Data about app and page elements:
=-=-=-=-=
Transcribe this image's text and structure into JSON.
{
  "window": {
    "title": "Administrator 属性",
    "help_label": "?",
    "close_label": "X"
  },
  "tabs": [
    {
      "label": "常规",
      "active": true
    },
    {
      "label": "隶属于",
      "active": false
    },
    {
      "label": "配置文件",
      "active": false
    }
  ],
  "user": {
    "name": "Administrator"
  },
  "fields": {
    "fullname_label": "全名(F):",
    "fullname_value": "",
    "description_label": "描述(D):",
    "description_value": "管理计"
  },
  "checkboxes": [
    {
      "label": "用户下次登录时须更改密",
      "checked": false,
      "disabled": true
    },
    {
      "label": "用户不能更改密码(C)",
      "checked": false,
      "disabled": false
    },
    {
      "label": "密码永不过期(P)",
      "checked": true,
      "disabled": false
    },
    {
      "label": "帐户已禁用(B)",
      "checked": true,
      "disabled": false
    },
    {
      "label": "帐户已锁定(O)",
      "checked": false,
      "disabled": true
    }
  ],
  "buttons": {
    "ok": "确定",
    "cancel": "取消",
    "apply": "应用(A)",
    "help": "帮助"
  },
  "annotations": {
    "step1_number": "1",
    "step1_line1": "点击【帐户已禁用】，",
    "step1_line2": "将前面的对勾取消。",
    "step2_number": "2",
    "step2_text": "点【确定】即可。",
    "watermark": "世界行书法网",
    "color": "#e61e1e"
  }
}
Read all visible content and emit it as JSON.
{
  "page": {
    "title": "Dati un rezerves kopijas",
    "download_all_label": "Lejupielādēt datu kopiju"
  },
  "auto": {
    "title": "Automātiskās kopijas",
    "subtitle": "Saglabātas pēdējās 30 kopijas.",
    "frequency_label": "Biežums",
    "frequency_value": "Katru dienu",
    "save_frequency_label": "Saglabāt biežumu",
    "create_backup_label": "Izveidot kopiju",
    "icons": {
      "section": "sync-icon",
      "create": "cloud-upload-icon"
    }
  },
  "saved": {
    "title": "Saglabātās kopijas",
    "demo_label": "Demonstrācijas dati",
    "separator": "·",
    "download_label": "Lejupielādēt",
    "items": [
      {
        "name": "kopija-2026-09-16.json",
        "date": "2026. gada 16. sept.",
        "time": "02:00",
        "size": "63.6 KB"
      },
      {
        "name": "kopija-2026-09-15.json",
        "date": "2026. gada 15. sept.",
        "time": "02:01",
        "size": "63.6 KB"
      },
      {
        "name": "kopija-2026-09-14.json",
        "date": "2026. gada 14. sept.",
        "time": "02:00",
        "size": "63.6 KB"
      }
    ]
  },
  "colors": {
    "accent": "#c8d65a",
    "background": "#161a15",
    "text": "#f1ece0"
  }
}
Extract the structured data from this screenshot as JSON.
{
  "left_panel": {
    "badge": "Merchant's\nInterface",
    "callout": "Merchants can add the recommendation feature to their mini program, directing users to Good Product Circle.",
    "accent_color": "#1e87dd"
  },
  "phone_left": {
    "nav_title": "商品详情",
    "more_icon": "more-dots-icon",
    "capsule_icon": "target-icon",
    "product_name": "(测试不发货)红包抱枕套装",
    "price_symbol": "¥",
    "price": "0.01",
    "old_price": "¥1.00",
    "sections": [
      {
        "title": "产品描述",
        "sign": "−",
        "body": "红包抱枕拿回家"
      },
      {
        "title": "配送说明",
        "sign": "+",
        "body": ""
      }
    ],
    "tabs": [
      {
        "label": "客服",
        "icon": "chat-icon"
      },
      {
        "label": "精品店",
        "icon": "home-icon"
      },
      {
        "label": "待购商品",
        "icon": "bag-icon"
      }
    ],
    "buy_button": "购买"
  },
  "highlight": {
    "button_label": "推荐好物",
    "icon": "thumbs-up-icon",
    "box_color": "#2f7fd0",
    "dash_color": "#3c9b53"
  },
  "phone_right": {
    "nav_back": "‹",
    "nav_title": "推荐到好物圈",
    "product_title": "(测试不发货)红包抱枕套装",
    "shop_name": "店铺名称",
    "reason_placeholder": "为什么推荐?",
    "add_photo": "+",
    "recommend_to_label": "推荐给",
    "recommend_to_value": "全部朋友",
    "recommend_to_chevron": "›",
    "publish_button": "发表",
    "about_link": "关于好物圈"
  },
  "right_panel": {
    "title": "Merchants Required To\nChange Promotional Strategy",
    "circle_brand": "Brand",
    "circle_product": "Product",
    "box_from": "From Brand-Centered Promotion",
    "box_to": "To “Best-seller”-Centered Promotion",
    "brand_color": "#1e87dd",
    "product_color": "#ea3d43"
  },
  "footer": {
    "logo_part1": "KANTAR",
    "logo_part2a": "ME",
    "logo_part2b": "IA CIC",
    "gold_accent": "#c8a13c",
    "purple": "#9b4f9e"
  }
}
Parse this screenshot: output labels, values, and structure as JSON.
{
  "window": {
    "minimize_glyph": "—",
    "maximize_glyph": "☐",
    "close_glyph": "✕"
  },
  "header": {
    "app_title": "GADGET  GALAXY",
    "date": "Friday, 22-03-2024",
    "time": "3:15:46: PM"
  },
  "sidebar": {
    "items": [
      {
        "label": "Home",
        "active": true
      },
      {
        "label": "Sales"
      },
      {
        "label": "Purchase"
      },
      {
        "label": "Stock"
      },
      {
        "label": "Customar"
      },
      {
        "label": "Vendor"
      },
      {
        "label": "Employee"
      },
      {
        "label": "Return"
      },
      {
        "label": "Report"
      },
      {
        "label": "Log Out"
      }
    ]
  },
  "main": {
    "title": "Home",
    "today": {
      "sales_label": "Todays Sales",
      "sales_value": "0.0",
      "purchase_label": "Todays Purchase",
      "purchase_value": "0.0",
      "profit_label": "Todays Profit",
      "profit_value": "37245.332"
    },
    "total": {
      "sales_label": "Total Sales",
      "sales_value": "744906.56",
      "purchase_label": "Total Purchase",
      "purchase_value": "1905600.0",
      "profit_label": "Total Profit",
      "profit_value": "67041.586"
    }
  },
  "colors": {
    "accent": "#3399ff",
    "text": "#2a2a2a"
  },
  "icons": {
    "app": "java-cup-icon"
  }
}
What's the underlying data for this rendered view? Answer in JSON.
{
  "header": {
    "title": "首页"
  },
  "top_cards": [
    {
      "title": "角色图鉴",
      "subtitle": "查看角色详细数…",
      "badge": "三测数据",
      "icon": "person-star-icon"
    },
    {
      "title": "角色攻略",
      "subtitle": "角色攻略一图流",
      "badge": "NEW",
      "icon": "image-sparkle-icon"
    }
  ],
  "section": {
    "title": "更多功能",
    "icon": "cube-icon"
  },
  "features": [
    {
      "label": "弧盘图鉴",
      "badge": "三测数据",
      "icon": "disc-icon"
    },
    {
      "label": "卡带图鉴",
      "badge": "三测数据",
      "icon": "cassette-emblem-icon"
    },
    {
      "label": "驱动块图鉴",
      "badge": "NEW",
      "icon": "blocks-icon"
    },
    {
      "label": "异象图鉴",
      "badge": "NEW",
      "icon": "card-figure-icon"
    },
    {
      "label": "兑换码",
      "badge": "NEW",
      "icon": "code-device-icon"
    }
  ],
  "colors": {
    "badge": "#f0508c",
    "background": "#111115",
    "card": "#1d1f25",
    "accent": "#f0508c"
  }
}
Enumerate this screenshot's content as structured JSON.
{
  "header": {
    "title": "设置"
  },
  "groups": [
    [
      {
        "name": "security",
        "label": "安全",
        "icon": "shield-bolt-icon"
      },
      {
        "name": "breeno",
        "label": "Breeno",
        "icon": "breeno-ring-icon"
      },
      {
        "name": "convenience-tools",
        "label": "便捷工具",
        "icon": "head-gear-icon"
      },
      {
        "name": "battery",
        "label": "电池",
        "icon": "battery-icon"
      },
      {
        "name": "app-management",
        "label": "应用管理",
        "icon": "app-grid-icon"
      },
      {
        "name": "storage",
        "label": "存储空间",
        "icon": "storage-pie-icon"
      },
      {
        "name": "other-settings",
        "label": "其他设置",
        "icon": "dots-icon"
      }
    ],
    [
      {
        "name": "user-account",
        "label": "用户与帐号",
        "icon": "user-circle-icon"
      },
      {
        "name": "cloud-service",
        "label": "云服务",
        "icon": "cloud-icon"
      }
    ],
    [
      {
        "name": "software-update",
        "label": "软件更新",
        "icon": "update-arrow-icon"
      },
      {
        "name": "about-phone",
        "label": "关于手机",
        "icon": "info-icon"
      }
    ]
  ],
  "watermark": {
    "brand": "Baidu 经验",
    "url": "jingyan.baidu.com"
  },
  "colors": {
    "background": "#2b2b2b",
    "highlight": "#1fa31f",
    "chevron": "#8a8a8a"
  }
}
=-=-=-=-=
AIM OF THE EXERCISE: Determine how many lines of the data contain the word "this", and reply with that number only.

RESPONSE BELOW: 5